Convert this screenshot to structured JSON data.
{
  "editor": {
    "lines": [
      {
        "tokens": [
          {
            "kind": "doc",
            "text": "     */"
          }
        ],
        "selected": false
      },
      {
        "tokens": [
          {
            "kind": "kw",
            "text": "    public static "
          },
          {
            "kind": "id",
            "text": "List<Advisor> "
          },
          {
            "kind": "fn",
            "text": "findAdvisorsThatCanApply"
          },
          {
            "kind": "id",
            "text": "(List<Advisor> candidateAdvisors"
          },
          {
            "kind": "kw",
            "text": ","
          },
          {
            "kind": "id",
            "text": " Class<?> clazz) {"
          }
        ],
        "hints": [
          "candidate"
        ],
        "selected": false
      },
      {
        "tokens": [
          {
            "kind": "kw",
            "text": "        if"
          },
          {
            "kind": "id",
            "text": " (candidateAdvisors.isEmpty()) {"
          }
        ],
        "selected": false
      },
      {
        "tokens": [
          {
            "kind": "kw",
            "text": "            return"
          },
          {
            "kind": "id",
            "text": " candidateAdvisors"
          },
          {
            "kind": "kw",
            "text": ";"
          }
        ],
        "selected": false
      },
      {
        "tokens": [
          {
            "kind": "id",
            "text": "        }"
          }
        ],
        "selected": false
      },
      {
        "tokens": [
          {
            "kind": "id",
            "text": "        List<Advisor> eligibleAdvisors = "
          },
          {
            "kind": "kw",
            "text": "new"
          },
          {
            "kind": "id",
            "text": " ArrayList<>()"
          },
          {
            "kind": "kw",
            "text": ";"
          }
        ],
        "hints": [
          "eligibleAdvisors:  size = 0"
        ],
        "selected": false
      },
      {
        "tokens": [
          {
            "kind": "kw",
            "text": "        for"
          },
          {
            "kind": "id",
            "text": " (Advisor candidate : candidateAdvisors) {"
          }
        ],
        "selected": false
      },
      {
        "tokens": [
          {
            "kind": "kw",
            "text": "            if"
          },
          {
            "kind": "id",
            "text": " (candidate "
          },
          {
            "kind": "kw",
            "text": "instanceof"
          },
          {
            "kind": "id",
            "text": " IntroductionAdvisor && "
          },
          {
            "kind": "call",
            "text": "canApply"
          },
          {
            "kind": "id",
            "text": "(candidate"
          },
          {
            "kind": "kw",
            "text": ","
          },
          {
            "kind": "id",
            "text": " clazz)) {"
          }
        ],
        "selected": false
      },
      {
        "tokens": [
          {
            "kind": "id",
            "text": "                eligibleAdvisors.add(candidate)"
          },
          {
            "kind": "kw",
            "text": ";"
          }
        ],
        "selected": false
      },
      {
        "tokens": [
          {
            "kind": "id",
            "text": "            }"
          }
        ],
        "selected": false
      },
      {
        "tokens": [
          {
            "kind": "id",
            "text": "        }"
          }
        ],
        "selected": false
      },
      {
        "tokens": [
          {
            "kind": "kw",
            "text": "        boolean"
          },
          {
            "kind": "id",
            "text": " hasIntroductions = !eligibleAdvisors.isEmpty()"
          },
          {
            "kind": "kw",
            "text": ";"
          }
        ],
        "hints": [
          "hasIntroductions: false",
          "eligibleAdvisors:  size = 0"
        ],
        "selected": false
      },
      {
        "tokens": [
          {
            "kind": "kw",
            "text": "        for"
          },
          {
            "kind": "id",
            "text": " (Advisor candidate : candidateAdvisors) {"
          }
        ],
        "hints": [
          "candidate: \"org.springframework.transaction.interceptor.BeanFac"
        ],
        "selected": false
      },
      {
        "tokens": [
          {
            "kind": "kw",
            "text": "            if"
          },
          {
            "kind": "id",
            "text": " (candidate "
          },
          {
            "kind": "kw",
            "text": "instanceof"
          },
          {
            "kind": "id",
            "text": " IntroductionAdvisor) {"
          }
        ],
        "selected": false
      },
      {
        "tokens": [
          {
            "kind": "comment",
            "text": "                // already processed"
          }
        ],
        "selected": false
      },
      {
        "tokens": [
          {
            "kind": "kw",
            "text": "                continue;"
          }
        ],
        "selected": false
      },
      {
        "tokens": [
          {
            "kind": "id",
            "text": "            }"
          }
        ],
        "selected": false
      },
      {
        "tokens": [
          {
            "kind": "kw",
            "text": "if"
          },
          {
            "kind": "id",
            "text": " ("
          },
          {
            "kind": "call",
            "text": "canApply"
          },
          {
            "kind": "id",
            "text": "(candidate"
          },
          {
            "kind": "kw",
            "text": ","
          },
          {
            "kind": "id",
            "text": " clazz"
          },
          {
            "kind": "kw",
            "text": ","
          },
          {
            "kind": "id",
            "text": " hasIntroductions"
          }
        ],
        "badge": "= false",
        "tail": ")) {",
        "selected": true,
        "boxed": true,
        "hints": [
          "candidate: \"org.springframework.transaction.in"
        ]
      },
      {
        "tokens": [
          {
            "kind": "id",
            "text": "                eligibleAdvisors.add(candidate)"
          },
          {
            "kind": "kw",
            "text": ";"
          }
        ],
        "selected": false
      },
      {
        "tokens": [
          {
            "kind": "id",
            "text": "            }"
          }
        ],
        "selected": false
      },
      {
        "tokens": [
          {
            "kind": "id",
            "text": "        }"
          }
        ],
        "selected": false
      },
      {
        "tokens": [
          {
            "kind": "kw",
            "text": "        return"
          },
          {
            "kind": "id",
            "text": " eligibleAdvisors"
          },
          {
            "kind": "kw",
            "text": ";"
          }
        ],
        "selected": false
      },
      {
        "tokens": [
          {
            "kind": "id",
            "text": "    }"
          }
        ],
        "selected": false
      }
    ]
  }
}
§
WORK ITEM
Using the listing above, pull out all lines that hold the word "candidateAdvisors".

YOUR RESPONSE
            "text": "(List<Advisor> candidateAdvisors"
            "text": " (candidateAdvisors.isEmpty()) {"
            "text": " candidateAdvisors"
            "text": " (Advisor candidate : candidateAdvisors) {"
            "text": " (Advisor candidate : candidateAdvisors) {"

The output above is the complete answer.